Mark Haddon’s book has an interesting history, from a book nerd perspective. In the United Kingdom, where it originates, it’s published as a young adult title. In the United States, it’s published as an adult title. It’s told by Christopher, an autistic English teenager who processes the world much differently than other people. He decides to solve a neighborhood mystery, and ends up solving something much more important. This book makes me think about the future and how lucky I am to be who I am.

The Book Thief by Markus Zusak

I adore Markus Zusak. He wrote I Am the Messenger, which is another fantastic book that will make you cry with happiness. The Book Thief will make you cry for other reasons: it’s about the Holocaust, and how physically owning books can get someone through the most difficult time of their life. The narrator is Death, and that adds some interesting twists into the mix. Read with tissues.

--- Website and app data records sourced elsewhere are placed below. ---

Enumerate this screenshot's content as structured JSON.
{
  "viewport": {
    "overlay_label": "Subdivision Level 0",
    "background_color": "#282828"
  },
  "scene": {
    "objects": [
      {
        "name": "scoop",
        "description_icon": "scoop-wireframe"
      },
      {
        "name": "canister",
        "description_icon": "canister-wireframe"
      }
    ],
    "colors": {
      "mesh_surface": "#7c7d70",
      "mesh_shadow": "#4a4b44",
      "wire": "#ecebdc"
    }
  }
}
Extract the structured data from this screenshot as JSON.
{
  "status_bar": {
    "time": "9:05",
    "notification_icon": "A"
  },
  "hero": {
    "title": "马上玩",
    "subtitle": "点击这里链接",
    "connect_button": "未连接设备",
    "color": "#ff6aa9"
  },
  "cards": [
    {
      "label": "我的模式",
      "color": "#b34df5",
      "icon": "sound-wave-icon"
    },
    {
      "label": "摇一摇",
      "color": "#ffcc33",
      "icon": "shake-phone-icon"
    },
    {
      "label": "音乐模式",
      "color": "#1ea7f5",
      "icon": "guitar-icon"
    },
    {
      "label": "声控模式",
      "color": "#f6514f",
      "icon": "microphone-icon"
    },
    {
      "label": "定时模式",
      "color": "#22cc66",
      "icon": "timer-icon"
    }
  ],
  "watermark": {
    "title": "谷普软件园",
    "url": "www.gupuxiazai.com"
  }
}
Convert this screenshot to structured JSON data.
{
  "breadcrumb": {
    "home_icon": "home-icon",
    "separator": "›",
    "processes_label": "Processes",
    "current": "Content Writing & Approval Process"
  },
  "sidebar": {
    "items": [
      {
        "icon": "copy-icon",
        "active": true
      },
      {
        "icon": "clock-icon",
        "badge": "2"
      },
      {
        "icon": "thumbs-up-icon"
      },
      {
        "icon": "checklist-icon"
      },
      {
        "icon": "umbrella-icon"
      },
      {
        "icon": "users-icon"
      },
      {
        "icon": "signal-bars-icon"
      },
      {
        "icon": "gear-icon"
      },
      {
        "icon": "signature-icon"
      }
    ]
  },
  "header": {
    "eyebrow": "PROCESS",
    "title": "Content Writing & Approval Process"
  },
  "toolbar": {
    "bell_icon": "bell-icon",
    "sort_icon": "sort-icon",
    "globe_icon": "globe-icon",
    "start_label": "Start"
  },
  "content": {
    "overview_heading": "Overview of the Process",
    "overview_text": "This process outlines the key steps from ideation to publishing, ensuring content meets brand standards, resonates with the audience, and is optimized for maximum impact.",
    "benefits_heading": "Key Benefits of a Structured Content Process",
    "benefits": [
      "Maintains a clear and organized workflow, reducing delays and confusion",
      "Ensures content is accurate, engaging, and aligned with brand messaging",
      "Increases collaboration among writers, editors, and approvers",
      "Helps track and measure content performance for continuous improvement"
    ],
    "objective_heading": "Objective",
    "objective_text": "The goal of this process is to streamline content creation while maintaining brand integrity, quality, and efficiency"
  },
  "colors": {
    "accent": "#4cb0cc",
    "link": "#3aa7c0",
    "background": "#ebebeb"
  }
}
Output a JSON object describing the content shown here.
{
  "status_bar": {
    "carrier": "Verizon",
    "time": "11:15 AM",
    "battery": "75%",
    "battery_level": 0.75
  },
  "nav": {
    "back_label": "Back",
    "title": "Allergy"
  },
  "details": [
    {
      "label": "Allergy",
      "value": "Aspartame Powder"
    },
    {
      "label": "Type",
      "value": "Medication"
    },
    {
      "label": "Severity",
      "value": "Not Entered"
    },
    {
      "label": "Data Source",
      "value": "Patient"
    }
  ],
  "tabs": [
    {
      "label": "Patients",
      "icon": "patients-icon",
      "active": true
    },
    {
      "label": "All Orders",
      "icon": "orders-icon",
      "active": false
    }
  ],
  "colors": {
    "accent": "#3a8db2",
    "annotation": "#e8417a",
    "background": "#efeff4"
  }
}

The Magician's Elephant

The Magician’s Elephant by Kate DiCamillo

This is a truly lovely book. Kate DiCamillo also wrote The Tale of Despereaux, and she’s excellent at conveying animals’ emotions. In The Magician’s Elephant, a boy looks for his sister by going to a fortune teller. The fortune teller sees that an elephant will bring the two siblings together, but the boy has never seen an elephant. He doesn’t know what to think. A wonderfully disconnected series of events follows, and the last chapters made me so happy about life that I cried until the end of the book. You will feel connected to the people around you.

Harry Potter and the Deathly Hallows by J.K. Rowling

When things come full-circle, it’s both satisfying and devastating. While some people didn’t like the last chapter of the last Harry Potter book, I smiled through my tears. Then I curled up in a ball and cried for a long time until my boyfriend called me and said, “Did you finish it?” I’m pretty sure I wailed for the first time ever. This book isn’t really inherently sad (well, parts of it are); it’s sad because it’s the end.

What books make you cry with joy? With sadness? Let us know in the comments!

Advertisements

About Amanda K

Amanda K holds a master's degree in Library and Information Studies. She's a housewife, a Planned Parenthood volunteer, a sewist, and an aspiring gourmet home cook. View all posts by Amanda K

2 responses to “The Reading Life: Weepers

  • chat forum

    Hi, This is an excellent article, but I was wondering how to suscribe to the RSS feed?

  • Steve Wagner

    The easiest way to subscribe to the RSS feed (if you’re browser isn’t set up to automatically handle these things) is to right-click on “Subscribe via RSS” in the right-hand column of the site, and then paste that into whatever mechanism your RSS aggregator has for subscriptions.

%d bloggers like this: